I generally like to start reviews by listing what I liked in a book. While there are a few likable parts in this one, it was too much a chore to read the first half and find a connection to the story to even want to finish the book. The author spends too much time with the main characters dillydallying without purpose on frivolous activities rather than developing the romance.
Emma is the princess of a small European country, and in a boarding school in Scotland with other princesses. She is sent notice by her brother, the Regent of Rosewald, that her marriage has been arranged to an aging king of a neighboring country for political purposes. She is asked to leave school and await her brother’s arrival outside of London where they will eventually meet her future husband.
After waiting for days, Emma grows impatient and wants adventure one last time before she is bound in duty and a loveless marriage. On impulse, she runs away to London hoping to spend a week or two with a former teacher before returning home. Rather than head straight to the teacher’s house, Emma is caught up in the wonders of a crowded market place, where she is robbed in broad daylight. The only person to step up and help is Nick Gregory, Earl of Lyndhurst. Since Emma is left penniless after the robbery, Nick offers to drive her to her teacher’s home. Once there, Emma discovers that her teacher is out of town. Now without a place to go, Emma has no choice but to accept Nick’s offer for her to stay with him for a week or two.
The remainder of the story is about how they fall in love as they spend time sightseeing in London, Emma’s return to her family without telling Nick the truth of her identity, Nick’s eventual discovery of her identity, and their fight for their happy ending.

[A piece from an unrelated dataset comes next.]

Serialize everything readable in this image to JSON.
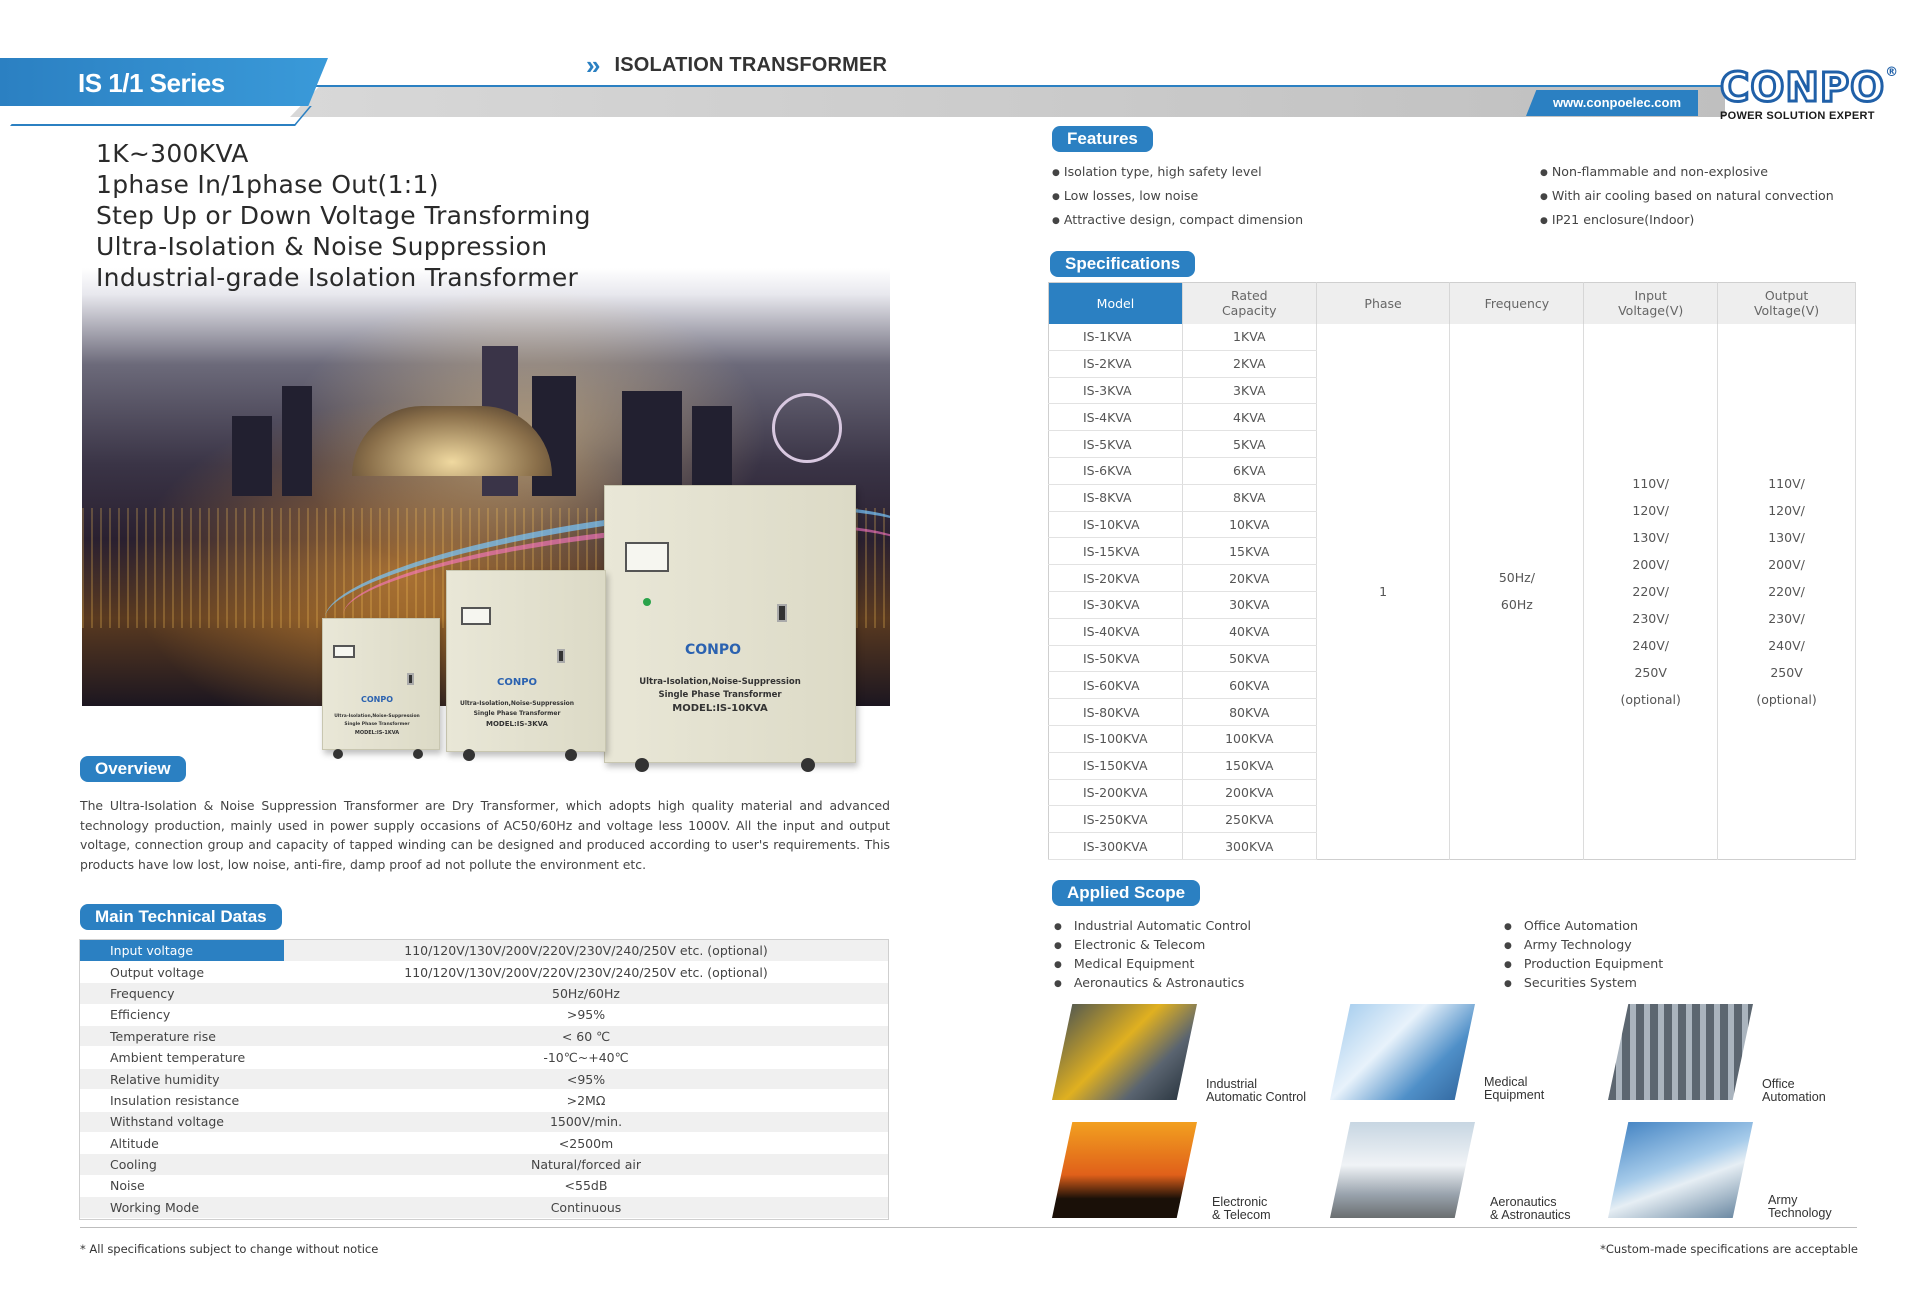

I truly felt I was accompanying a little child for various outings for the first half of the book. There is very little character development, so Emma comes off as an immature princess who does not think through the consequences of her actions and believes a generous stranger should be her host for any and all activities she wants to indulge in. I didn’t dislike her, but I did not like her either. Emma’s tendency to lie, hide behind people, and run away from situations did not help her cause much with this reader.
Nick comes across as a nice man. He has newly inherited his wealth, and he is generous in sharing its privilege. He is as considerate to his aging aunt as he is to Emma, whom he believes to be an out-of-work governess. Once he realizes he loves Emma and is loved in return, he is not afraid of the rank or influence of the Royals in opposition to gain her hand.
We get a glimpse of the other two princesses that will make up this trilogy. I am rather interested in Ariadne’s story. She had spirit, gumption, and heart. We also meet Emma’s family later in the story. They are quite an interesting lot – arrogant, extravagant, and sometimes scheming, yet understanding and protective of each other.
As a Regency lover, I can confirm that Ms. Warren has done her homework in adding details to the time period. This is not a wallpaper Regency; you will learn a few things about the events and places around London at that time. If only Ms. Warren had weaved in the magic of the love story earlier and stronger into the book, the story would have been at a completely different level.